Pamphlets, articles, newspaper clippings, local newsletters and similar material often tend to be more timely than books. They are easily published at local print shops or on personal computers and show up long before books do on pertinent topics. They usually come free of charge (and sometimes in bulk!). They can be good resources for local information, describing community social service programs, events in local history and current events (such as festivals and ethnic celebrations) that people might be interested in knowing about years from now. They are often more specific in scope than books. For example a booklet on date rape might have as much information in it as a chapter on the same topic in a book on violent crimes. But the booklet, recently published, might contain more current crime statistics and have a more up-to-date bibliography in the back.

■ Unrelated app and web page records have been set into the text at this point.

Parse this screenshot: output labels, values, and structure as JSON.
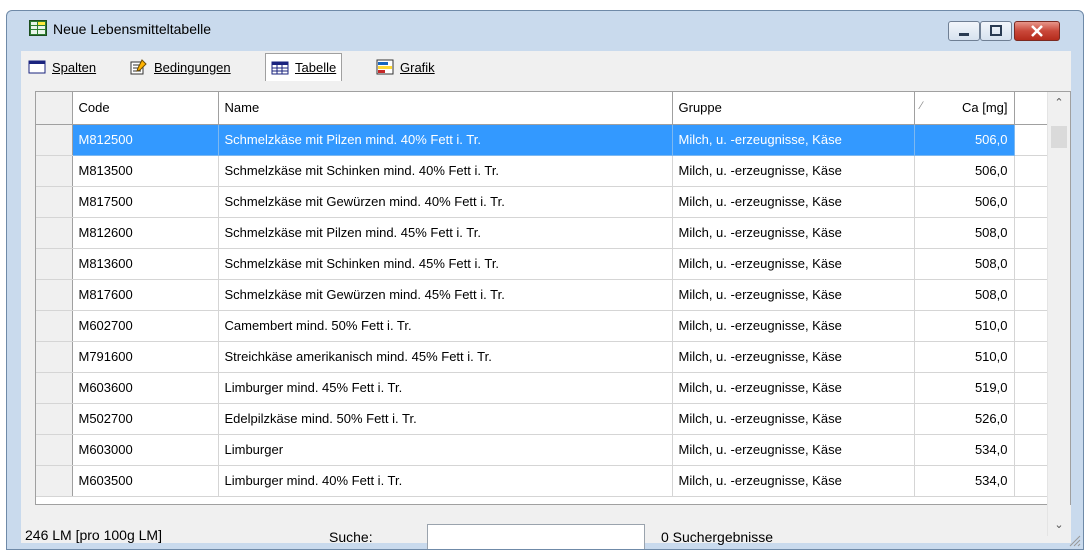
{
  "window": {
    "title": "Neue Lebensmitteltabelle"
  },
  "tabs": [
    {
      "label": "Spalten",
      "icon": "window-icon"
    },
    {
      "label": "Bedingungen",
      "icon": "conditions-icon"
    },
    {
      "label": "Tabelle",
      "icon": "table-icon",
      "active": true
    },
    {
      "label": "Grafik",
      "icon": "chart-icon"
    }
  ],
  "table": {
    "columns": [
      "Code",
      "Name",
      "Gruppe",
      "Ca [mg]"
    ],
    "sort_column": "Ca [mg]",
    "rows": [
      {
        "code": "M812500",
        "name": "Schmelzkäse mit Pilzen mind. 40% Fett i. Tr.",
        "group": "Milch, u. -erzeugnisse, Käse",
        "ca": "506,0",
        "selected": true
      },
      {
        "code": "M813500",
        "name": "Schmelzkäse mit Schinken mind. 40% Fett i. Tr.",
        "group": "Milch, u. -erzeugnisse, Käse",
        "ca": "506,0"
      },
      {
        "code": "M817500",
        "name": "Schmelzkäse mit Gewürzen mind. 40% Fett i. Tr.",
        "group": "Milch, u. -erzeugnisse, Käse",
        "ca": "506,0"
      },
      {
        "code": "M812600",
        "name": "Schmelzkäse mit Pilzen mind. 45% Fett i. Tr.",
        "group": "Milch, u. -erzeugnisse, Käse",
        "ca": "508,0"
      },
      {
        "code": "M813600",
        "name": "Schmelzkäse mit Schinken mind. 45% Fett i. Tr.",
        "group": "Milch, u. -erzeugnisse, Käse",
        "ca": "508,0"
      },
      {
        "code": "M817600",
        "name": "Schmelzkäse mit Gewürzen mind. 45% Fett i. Tr.",
        "group": "Milch, u. -erzeugnisse, Käse",
        "ca": "508,0"
      },
      {
        "code": "M602700",
        "name": "Camembert mind. 50% Fett i. Tr.",
        "group": "Milch, u. -erzeugnisse, Käse",
        "ca": "510,0"
      },
      {
        "code": "M791600",
        "name": "Streichkäse amerikanisch mind. 45% Fett i. Tr.",
        "group": "Milch, u. -erzeugnisse, Käse",
        "ca": "510,0"
      },
      {
        "code": "M603600",
        "name": "Limburger mind. 45% Fett i. Tr.",
        "group": "Milch, u. -erzeugnisse, Käse",
        "ca": "519,0"
      },
      {
        "code": "M502700",
        "name": "Edelpilzkäse mind. 50% Fett i. Tr.",
        "group": "Milch, u. -erzeugnisse, Käse",
        "ca": "526,0"
      },
      {
        "code": "M603000",
        "name": "Limburger",
        "group": "Milch, u. -erzeugnisse, Käse",
        "ca": "534,0"
      },
      {
        "code": "M603500",
        "name": "Limburger mind. 40% Fett i. Tr.",
        "group": "Milch, u. -erzeugnisse, Käse",
        "ca": "534,0"
      }
    ]
  },
  "status": {
    "count_text": "246 LM [pro 100g LM]",
    "search_label": "Suche:",
    "search_value": "",
    "results_text": "0 Suchergebnisse"
  },
  "colors": {
    "selection": "#3399ff",
    "frame": "#c9daed",
    "close_button": "#c9483a"
  }
}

HOW?

The big problem is how to provide access to these smaller items in a way that is helpful to library patrons and easy on library staff and the library's budget. Eleven years ago the State Library joined an online library consortium and we saw a way to provide better access in a quick, easy manner. We began entering short original records for non-Kansas document pamphlets in our catalog with minimal MARC Format data. We avoided using OCLC and kept things as simple as possible.

EXAMPLES

The following are examples of records from the ATLAS catalog, showing different ways to enter simple online records in a local online catalog:

SAMPLE RECORD NO. 1 is an individual record cataloged for one pamphlet. This is a fairly simple record and was put up in a short amount of time.

SAMPLE RECORD NO. 2 is what we call a Collective Pamphlet Record. This record was input by the Kansas State Historical Society. A collection of pamphlets about the same subject or issued by the same organization are put in a file folder. A "generic" title is given to the folder and the folder is cataloged with added titles inserted for each pamphlet.

SAMPLE RECORD NO. 3 is another example of a Collective Pamphlet Record. This record was input by the State Library. The various pamphlets are added to a contents note field instead of adding each one individually.


|     Last modified: Jan 31, 2012